Starting at the top line and ending at the bottom one, repeat the entries exactly and drop every picture.

___ Provided data

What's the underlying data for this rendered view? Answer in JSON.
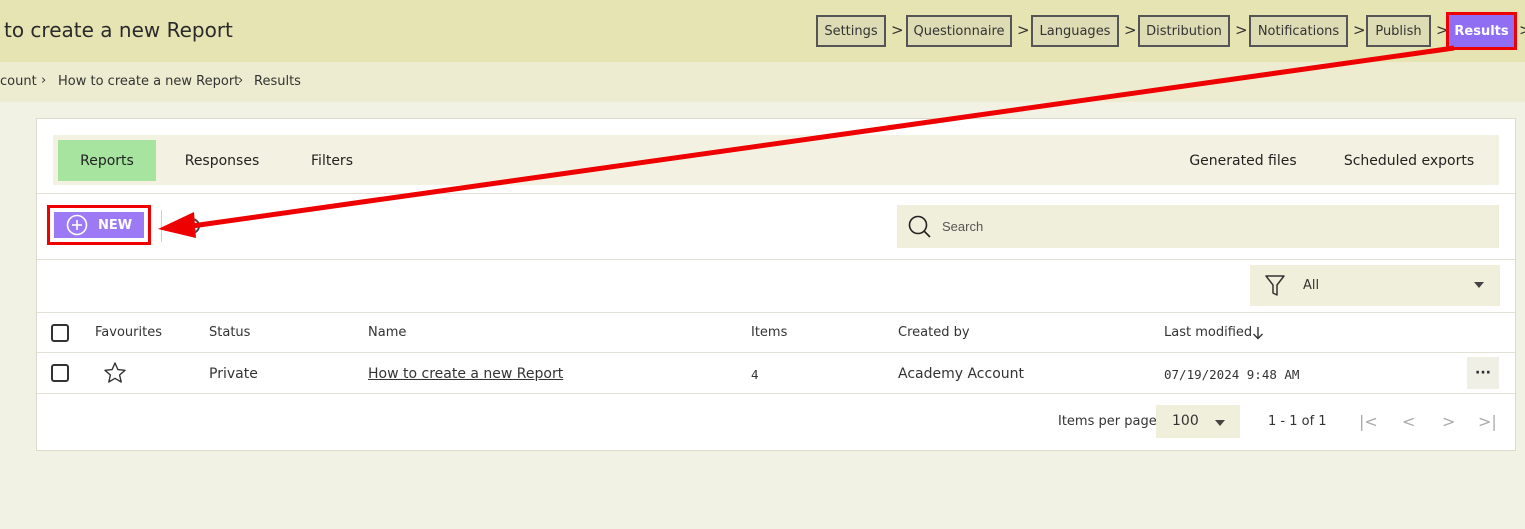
{
  "header": {
    "title": "to create a new Report",
    "steps": [
      "Settings",
      "Questionnaire",
      "Languages",
      "Distribution",
      "Notifications",
      "Publish",
      "Results"
    ],
    "active_step": "Results"
  },
  "breadcrumb": [
    "count",
    "How to create a new Report",
    "Results"
  ],
  "tabs": {
    "left": [
      "Reports",
      "Responses",
      "Filters"
    ],
    "right": [
      "Generated files",
      "Scheduled exports"
    ],
    "active": "Reports"
  },
  "toolbar": {
    "new_label": "NEW"
  },
  "search": {
    "placeholder": "Search"
  },
  "filter": {
    "value": "All"
  },
  "table": {
    "headers": [
      "Favourites",
      "Status",
      "Name",
      "Items",
      "Created by",
      "Last modified"
    ],
    "rows": [
      {
        "status": "Private",
        "name": "How to create a new Report",
        "items": "4",
        "created_by": "Academy Account",
        "last_modified": "07/19/2024 9:48 AM"
      }
    ]
  },
  "pagination": {
    "items_per_page_label": "Items per page",
    "per_page": "100",
    "range": "1 - 1 of 1"
  },
  "colors": {
    "accent_purple": "#9d7af5",
    "active_tab_green": "#a6e4a0",
    "annotation_red": "#e00000"
  },
  "icons": [
    "plus-circle-icon",
    "search-icon",
    "funnel-icon",
    "star-icon",
    "more-icon",
    "first-page-icon",
    "prev-page-icon",
    "next-page-icon",
    "last-page-icon"
  ]
}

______

Response area =
What's the underlying data for this rendered view? Answer in JSON.
{
  "header": {
    "title": "to create a new Report",
    "steps": [
      "Settings",
      "Questionnaire",
      "Languages",
      "Distribution",
      "Notifications",
      "Publish",
      "Results"
    ],
    "active_step": "Results"
  },
  "breadcrumb": [
    "count",
    "How to create a new Report",
    "Results"
  ],
  "tabs": {
    "left": [
      "Reports",
      "Responses",
      "Filters"
    ],
    "right": [
      "Generated files",
      "Scheduled exports"
    ],
    "active": "Reports"
  },
  "toolbar": {
    "new_label": "NEW"
  },
  "search": {
    "placeholder": "Search"
  },
  "filter": {
    "value": "All"
  },
  "table": {
    "headers": [
      "Favourites",
      "Status",
      "Name",
      "Items",
      "Created by",
      "Last modified"
    ],
    "rows": [
      {
        "status": "Private",
        "name": "How to create a new Report",
        "items": "4",
        "created_by": "Academy Account",
        "last_modified": "07/19/2024 9:48 AM"
      }
    ]
  },
  "pagination": {
    "items_per_page_label": "Items per page",
    "per_page": "100",
    "range": "1 - 1 of 1"
  },
  "colors": {
    "accent_purple": "#9d7af5",
    "active_tab_green": "#a6e4a0",
    "annotation_red": "#e00000"
  },
  "icons": [
    "plus-circle-icon",
    "search-icon",
    "funnel-icon",
    "star-icon",
    "more-icon",
    "first-page-icon",
    "prev-page-icon",
    "next-page-icon",
    "last-page-icon"
  ]
}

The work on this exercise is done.